■ Work instruction ■
Give an exact copy of every entry.
----
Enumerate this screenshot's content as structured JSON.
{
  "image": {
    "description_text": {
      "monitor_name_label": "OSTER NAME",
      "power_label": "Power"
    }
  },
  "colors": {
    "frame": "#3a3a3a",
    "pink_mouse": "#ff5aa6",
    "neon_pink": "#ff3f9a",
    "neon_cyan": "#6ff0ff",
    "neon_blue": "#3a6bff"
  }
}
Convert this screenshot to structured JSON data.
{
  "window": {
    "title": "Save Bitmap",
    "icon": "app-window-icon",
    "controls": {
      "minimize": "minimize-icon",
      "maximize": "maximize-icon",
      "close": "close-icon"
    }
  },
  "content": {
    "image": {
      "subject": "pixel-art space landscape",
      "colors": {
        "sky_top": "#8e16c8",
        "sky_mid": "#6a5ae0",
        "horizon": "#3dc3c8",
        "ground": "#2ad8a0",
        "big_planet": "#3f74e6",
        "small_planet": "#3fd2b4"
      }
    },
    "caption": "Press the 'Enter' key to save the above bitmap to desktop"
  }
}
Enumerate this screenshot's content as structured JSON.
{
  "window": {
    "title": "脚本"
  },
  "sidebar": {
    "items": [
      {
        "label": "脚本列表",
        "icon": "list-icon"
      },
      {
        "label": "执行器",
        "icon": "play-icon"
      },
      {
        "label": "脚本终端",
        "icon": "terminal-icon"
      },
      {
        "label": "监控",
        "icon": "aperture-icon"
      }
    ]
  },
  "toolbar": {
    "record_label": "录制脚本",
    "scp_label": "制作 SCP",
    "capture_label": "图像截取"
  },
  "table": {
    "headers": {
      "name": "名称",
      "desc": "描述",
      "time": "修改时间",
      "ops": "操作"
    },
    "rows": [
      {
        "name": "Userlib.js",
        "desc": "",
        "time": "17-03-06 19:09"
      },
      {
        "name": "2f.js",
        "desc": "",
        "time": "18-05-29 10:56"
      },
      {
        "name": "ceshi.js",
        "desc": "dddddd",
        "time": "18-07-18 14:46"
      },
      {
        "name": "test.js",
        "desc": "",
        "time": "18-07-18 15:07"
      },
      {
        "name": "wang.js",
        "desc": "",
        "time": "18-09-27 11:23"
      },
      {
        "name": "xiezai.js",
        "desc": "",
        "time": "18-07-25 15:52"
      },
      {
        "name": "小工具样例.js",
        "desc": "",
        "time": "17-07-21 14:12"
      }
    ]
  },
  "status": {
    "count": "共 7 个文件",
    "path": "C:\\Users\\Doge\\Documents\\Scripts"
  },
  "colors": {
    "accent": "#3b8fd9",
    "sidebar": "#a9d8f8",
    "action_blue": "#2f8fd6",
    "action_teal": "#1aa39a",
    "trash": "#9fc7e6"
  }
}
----
■ Response box ■
Enumerate this screenshot's content as structured JSON.
{
  "image": {
    "description_text": {
      "monitor_name_label": "OSTER NAME",
      "power_label": "Power"
    }
  },
  "colors": {
    "frame": "#3a3a3a",
    "pink_mouse": "#ff5aa6",
    "neon_pink": "#ff3f9a",
    "neon_cyan": "#6ff0ff",
    "neon_blue": "#3a6bff"
  }
}
Convert this screenshot to structured JSON data.
{
  "window": {
    "title": "Save Bitmap",
    "icon": "app-window-icon",
    "controls": {
      "minimize": "minimize-icon",
      "maximize": "maximize-icon",
      "close": "close-icon"
    }
  },
  "content": {
    "image": {
      "subject": "pixel-art space landscape",
      "colors": {
        "sky_top": "#8e16c8",
        "sky_mid": "#6a5ae0",
        "horizon": "#3dc3c8",
        "ground": "#2ad8a0",
        "big_planet": "#3f74e6",
        "small_planet": "#3fd2b4"
      }
    },
    "caption": "Press the 'Enter' key to save the above bitmap to desktop"
  }
}
Enumerate this screenshot's content as structured JSON.
{
  "window": {
    "title": "脚本"
  },
  "sidebar": {
    "items": [
      {
        "label": "脚本列表",
        "icon": "list-icon"
      },
      {
        "label": "执行器",
        "icon": "play-icon"
      },
      {
        "label": "脚本终端",
        "icon": "terminal-icon"
      },
      {
        "label": "监控",
        "icon": "aperture-icon"
      }
    ]
  },
  "toolbar": {
    "record_label": "录制脚本",
    "scp_label": "制作 SCP",
    "capture_label": "图像截取"
  },
  "table": {
    "headers": {
      "name": "名称",
      "desc": "描述",
      "time": "修改时间",
      "ops": "操作"
    },
    "rows": [
      {
        "name": "Userlib.js",
        "desc": "",
        "time": "17-03-06 19:09"
      },
      {
        "name": "2f.js",
        "desc": "",
        "time": "18-05-29 10:56"
      },
      {
        "name": "ceshi.js",
        "desc": "dddddd",
        "time": "18-07-18 14:46"
      },
      {
        "name": "test.js",
        "desc": "",
        "time": "18-07-18 15:07"
      },
      {
        "name": "wang.js",
        "desc": "",
        "time": "18-09-27 11:23"
      },
      {
        "name": "xiezai.js",
        "desc": "",
        "time": "18-07-25 15:52"
      },
      {
        "name": "小工具样例.js",
        "desc": "",
        "time": "17-07-21 14:12"
      }
    ]
  },
  "status": {
    "count": "共 7 个文件",
    "path": "C:\\Users\\Doge\\Documents\\Scripts"
  },
  "colors": {
    "accent": "#3b8fd9",
    "sidebar": "#a9d8f8",
    "action_blue": "#2f8fd6",
    "action_teal": "#1aa39a",
    "trash": "#9fc7e6"
  }
}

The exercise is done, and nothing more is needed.